Fort Bragg Soldier turns tragedy into opportunity to give back
September 30, 2011
FORT BRAGG, N.C. - "My husband brought a lot of energy, enthusiasm and light to our Family," said Master Sgt. Jennifer Loredo of Headquarters and Headquarters Battalion. "When he died I was really scared of the way that our lives would change. I did not know how I was going to continue to bring all that to my Family on my own."
After losing her husband, the single mother of two, Loredo took three months off to be with her children to decide how to use her experience to help others.
"I love the Army." Loredo said. "I love serving my country and being a leader, but I didn't know how I was going to still do those things with this huge loss in my Family's life."
Loredo began the healing process by immersing herself in projects that personally touched her. She took on roles in which she was able to use her experiences to help train and mentor Soldiers.
The causality assistance officer-training program seemed like a good place to start trying to make a difference, said Loredo.
Loredo's firsthand experience with CAO's gave her an understanding of the value of receiving quality help from those tasked with that duty, but she said she felt she could add something to the training Soldiers received.
"It's a good course, but sometimes when you meet somebody who has walked in those shoes as a survivor and you hear their story, it makes you take it (CAO duties) more serious than just watching an actor on a video. I think they see just how important what it is they do," said Loredo.

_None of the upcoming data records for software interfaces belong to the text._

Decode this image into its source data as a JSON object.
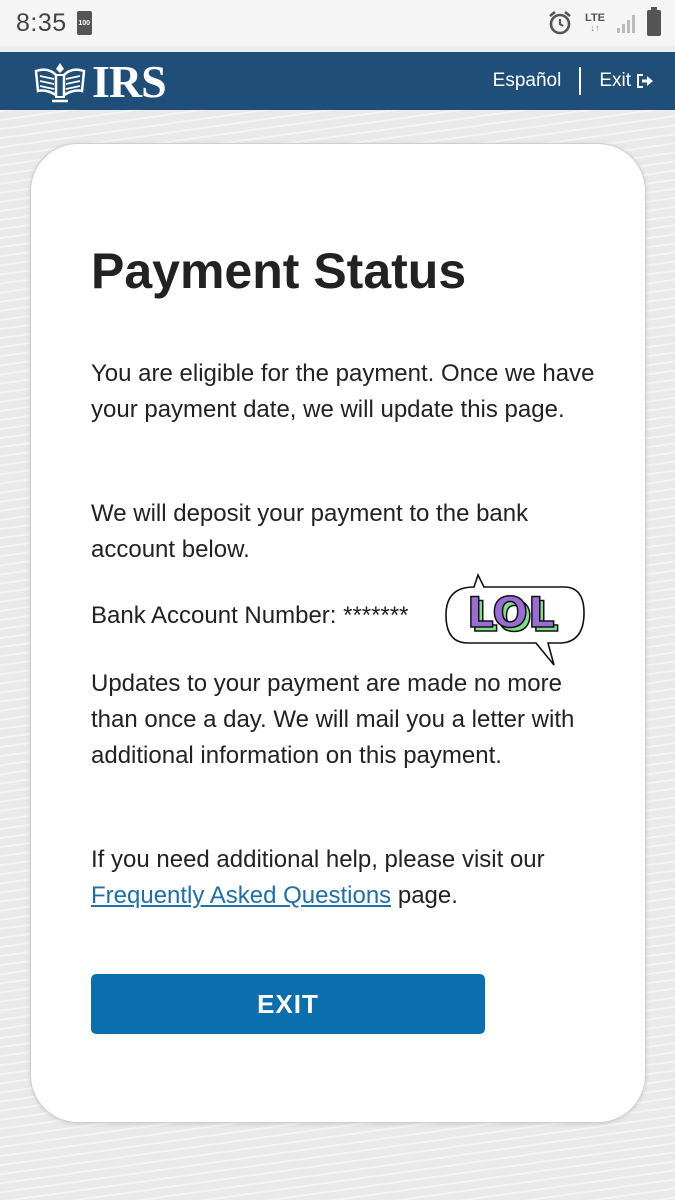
{
  "status_bar": {
    "time": "8:35",
    "battery_small_label": "100",
    "network": "LTE"
  },
  "header": {
    "logo_text": "IRS",
    "language_link": "Español",
    "exit_link": "Exit"
  },
  "card": {
    "title": "Payment Status",
    "para1": "You are eligible for the payment. Once we have your payment date, we will update this page.",
    "para2": "We will deposit your payment to the bank account below.",
    "bank_label": "Bank Account Number: *******",
    "para4": "Updates to your payment are made no more than once a day. We will mail you a letter with additional information on this payment.",
    "help_text_before": "If you need additional help, please visit our ",
    "faq_link": "Frequently Asked Questions",
    "help_text_after": " page.",
    "exit_button": "EXIT"
  },
  "sticker": {
    "text": "LOL",
    "fill_color": "#9b6bd6",
    "shadow_color": "#7de08a"
  },
  "colors": {
    "header_bg": "#1f4e79",
    "button_bg": "#0b6fae",
    "link": "#1f6fa8"
  }
}
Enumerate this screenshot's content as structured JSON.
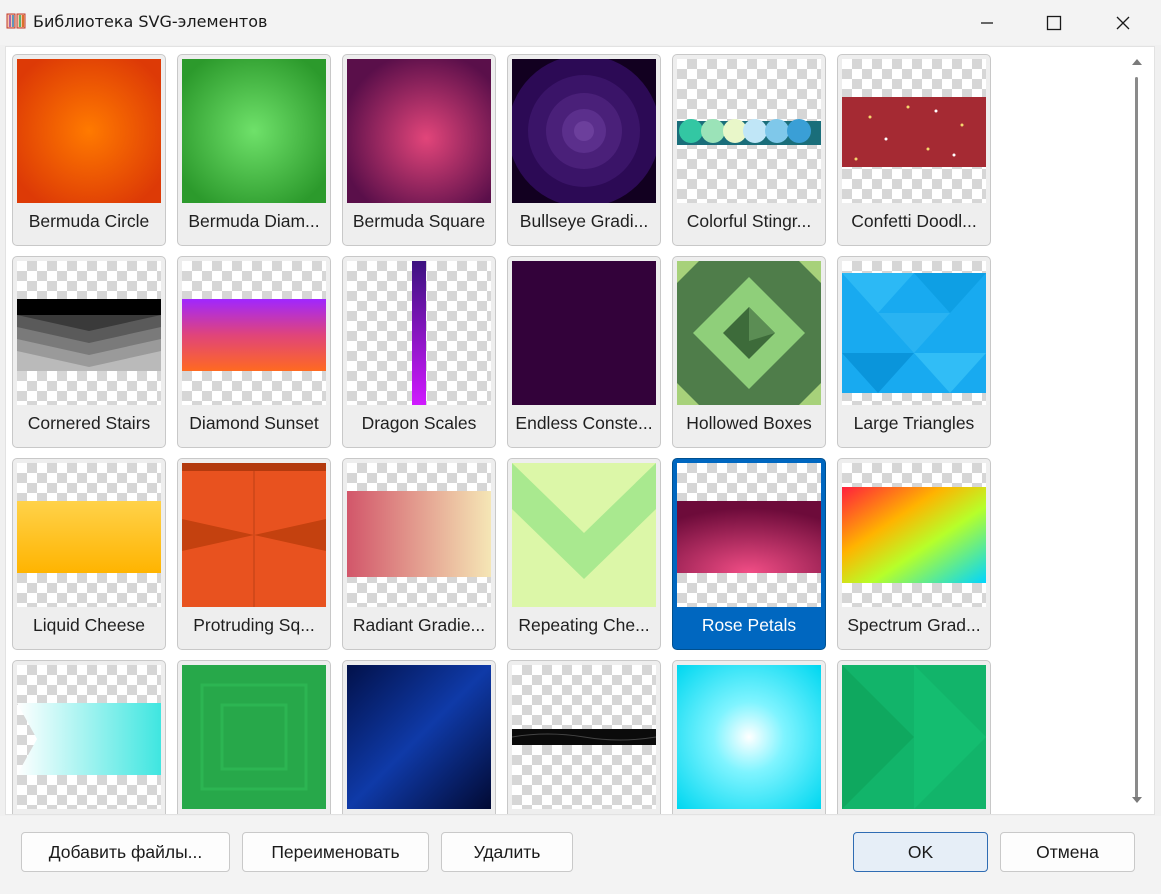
{
  "window": {
    "title": "Библиотека SVG-элементов",
    "app_icon": "book-icon",
    "controls": [
      "minimize-icon",
      "maximize-icon",
      "close-icon"
    ]
  },
  "library": {
    "selected": "Rose Petals",
    "items": [
      {
        "label": "Bermuda Circle",
        "thumbnail": "bermuda-circle"
      },
      {
        "label": "Bermuda Diam...",
        "thumbnail": "bermuda-diamond"
      },
      {
        "label": "Bermuda Square",
        "thumbnail": "bermuda-square"
      },
      {
        "label": "Bullseye Gradi...",
        "thumbnail": "bullseye-gradient"
      },
      {
        "label": "Colorful Stingr...",
        "thumbnail": "colorful-stingrays"
      },
      {
        "label": "Confetti Doodl...",
        "thumbnail": "confetti-doodles"
      },
      {
        "label": "Cornered Stairs",
        "thumbnail": "cornered-stairs"
      },
      {
        "label": "Diamond Sunset",
        "thumbnail": "diamond-sunset"
      },
      {
        "label": "Dragon Scales",
        "thumbnail": "dragon-scales"
      },
      {
        "label": "Endless Conste...",
        "thumbnail": "endless-constellation"
      },
      {
        "label": "Hollowed Boxes",
        "thumbnail": "hollowed-boxes"
      },
      {
        "label": "Large Triangles",
        "thumbnail": "large-triangles"
      },
      {
        "label": "Liquid Cheese",
        "thumbnail": "liquid-cheese"
      },
      {
        "label": "Protruding Sq...",
        "thumbnail": "protruding-squares"
      },
      {
        "label": "Radiant Gradie...",
        "thumbnail": "radiant-gradient"
      },
      {
        "label": "Repeating Che...",
        "thumbnail": "repeating-chevrons"
      },
      {
        "label": "Rose Petals",
        "thumbnail": "rose-petals"
      },
      {
        "label": "Spectrum Grad...",
        "thumbnail": "spectrum-gradient"
      },
      {
        "label": "",
        "thumbnail": "cyan-triangles"
      },
      {
        "label": "",
        "thumbnail": "green-maze"
      },
      {
        "label": "",
        "thumbnail": "navy-stripes"
      },
      {
        "label": "",
        "thumbnail": "wavy-black"
      },
      {
        "label": "",
        "thumbnail": "cyan-sunburst"
      },
      {
        "label": "",
        "thumbnail": "green-chevron"
      }
    ]
  },
  "scrollbar": {
    "up": "scroll-up-icon",
    "down": "scroll-down-icon"
  },
  "buttons": {
    "add_files": "Добавить файлы...",
    "rename": "Переименовать",
    "delete": "Удалить",
    "ok": "OK",
    "cancel": "Отмена"
  },
  "colors": {
    "selection": "#0067c0",
    "ok_border": "#2f6cb3"
  }
}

Loredo experiences have continued to open doors for her to teach and mentor Soldiers. As a master resilience trainer teaching Soldiers resilience skills, she is tasked with educating Soldiers on using resilience skills.
"Not only am I able to teach these skills, but I'm able to use them in my everyday life because of my experiences," said Loredo. "I think I was a pretty resilient person before the training, but we can always do better."
Loredo is also an active-duty representative to Survivor Outreach Services working group in which she provides firsthand experience from a surviving, active-duty spouse perspective. In her spare time, between being a full time mother, Soldier and community activist, Loredo recently took a week's leave to volunteer and take part in the Fayetteville Extreme Makeover, Home Edition project.
She uses her personal tragedy as a way to give more of herself to others and this made her a great "face of strength" candidate, said Col. Marsha Lilly, Comprehensive Soldier Fitness Strategic Communications and Plans chief.
"She is a unique Soldier because the Army is her Family and the respect she receives from her fellow Soldiers is special."